__Problem__:
Which lines of the records below contain the string "collection"? Report each of them.

Dataset rows for apps and sites
========================================================================
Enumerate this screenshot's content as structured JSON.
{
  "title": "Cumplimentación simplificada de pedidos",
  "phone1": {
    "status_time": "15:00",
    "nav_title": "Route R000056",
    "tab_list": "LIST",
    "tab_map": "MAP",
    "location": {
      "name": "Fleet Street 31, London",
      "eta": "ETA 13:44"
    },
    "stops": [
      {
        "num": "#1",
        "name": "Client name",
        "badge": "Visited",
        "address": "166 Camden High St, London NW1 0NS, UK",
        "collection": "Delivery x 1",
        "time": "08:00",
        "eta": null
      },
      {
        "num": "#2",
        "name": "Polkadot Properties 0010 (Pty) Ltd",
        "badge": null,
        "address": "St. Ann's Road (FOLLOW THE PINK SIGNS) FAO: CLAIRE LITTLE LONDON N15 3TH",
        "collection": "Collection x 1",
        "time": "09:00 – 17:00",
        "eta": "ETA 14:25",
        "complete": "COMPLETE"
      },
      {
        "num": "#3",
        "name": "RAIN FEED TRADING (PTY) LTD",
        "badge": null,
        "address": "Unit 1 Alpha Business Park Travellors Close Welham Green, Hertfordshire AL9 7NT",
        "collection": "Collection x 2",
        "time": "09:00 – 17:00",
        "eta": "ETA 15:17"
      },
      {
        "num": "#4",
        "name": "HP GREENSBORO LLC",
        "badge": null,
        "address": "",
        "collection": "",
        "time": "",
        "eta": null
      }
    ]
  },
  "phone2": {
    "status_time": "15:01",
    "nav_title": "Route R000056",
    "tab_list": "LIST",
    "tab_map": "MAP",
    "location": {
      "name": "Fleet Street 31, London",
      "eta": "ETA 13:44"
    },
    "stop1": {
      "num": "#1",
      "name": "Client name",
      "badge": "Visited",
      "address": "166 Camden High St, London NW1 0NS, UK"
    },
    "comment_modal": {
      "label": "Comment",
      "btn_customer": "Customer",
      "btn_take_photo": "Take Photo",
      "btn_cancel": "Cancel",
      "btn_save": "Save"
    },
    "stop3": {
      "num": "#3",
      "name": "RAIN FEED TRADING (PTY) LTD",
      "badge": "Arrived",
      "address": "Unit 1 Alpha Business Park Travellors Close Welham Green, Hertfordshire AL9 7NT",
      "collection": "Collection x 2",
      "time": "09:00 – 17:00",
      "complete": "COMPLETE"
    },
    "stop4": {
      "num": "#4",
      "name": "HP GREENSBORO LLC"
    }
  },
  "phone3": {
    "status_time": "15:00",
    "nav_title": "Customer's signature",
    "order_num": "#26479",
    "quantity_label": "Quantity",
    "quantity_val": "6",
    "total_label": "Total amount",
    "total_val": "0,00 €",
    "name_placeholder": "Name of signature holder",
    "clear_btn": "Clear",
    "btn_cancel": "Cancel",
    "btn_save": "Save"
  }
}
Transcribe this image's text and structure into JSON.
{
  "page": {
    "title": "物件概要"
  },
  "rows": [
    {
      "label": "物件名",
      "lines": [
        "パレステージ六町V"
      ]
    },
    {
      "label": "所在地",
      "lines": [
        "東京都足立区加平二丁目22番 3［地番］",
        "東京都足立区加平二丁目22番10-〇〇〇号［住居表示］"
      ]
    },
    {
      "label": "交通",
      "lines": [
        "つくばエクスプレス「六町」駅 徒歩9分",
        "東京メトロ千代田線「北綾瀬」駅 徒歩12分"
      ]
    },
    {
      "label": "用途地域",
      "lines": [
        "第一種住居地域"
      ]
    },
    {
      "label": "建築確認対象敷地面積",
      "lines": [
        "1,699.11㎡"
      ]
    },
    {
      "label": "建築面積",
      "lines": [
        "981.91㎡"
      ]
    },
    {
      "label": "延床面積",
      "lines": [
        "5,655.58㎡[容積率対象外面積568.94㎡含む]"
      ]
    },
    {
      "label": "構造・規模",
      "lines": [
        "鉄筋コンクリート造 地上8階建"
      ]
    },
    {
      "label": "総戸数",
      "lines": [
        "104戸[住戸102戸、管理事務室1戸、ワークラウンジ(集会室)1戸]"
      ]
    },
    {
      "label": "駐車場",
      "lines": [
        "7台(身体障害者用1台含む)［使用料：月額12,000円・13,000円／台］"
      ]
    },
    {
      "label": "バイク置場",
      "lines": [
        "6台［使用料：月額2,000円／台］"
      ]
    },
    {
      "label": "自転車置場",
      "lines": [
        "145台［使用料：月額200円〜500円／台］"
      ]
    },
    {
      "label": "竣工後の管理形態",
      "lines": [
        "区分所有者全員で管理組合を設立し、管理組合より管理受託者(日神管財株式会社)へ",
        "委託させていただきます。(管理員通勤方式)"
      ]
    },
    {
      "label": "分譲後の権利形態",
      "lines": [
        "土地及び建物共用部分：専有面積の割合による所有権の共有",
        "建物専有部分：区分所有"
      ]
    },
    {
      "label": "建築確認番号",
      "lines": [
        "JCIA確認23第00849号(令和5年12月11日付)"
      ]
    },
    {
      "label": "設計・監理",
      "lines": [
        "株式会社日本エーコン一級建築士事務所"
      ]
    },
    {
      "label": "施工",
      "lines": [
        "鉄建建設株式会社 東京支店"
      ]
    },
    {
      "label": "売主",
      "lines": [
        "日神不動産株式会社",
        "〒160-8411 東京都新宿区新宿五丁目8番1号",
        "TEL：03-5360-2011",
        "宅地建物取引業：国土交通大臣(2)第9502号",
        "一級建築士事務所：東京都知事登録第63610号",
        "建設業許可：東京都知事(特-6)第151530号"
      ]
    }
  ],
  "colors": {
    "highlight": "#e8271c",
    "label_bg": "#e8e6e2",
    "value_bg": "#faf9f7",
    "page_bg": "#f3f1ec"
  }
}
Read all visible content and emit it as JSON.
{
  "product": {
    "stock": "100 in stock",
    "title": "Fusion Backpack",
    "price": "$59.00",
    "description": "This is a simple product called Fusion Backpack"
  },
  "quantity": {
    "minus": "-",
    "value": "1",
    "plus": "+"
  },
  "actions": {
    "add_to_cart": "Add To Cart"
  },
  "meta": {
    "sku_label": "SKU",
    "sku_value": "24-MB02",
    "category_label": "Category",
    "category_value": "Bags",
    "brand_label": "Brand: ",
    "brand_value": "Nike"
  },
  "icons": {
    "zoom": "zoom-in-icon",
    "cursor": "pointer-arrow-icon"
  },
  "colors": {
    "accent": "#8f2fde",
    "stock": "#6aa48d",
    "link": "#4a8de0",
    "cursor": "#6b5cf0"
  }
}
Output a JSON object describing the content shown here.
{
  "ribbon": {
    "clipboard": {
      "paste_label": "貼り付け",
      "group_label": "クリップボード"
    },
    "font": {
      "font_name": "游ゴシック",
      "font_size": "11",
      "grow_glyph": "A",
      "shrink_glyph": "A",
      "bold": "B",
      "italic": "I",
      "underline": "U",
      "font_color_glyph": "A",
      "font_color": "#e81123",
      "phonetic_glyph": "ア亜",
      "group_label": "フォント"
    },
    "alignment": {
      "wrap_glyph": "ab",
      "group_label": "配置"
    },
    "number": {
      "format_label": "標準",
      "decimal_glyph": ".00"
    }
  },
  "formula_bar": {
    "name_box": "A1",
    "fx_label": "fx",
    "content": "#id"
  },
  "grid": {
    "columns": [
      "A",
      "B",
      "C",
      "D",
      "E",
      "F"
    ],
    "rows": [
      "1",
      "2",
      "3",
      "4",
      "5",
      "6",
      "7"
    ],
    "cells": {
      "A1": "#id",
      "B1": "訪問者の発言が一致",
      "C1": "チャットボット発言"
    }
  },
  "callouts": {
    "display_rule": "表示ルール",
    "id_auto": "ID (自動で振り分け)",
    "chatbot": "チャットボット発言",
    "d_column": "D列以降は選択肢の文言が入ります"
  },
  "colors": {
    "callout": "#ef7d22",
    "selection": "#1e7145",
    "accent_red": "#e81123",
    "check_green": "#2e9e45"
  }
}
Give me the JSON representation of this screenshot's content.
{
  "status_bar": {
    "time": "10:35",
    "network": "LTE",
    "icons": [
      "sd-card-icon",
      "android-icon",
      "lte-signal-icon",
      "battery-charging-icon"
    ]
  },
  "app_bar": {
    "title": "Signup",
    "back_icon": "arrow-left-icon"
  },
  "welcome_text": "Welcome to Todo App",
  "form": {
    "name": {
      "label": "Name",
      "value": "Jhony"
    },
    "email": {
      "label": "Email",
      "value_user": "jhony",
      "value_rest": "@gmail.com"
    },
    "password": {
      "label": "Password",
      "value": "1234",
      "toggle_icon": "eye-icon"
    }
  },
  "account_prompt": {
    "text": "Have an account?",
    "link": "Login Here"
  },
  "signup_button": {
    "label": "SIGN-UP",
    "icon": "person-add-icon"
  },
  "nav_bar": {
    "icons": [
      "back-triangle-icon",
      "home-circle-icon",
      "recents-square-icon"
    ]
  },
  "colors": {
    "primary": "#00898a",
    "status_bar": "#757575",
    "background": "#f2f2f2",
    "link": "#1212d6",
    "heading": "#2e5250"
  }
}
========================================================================
__Problem solution__:
        "collection": "Delivery x 1",
        "collection": "Collection x 1",
        "collection": "Collection x 2",
        "collection": "",
      "collection": "Collection x 2",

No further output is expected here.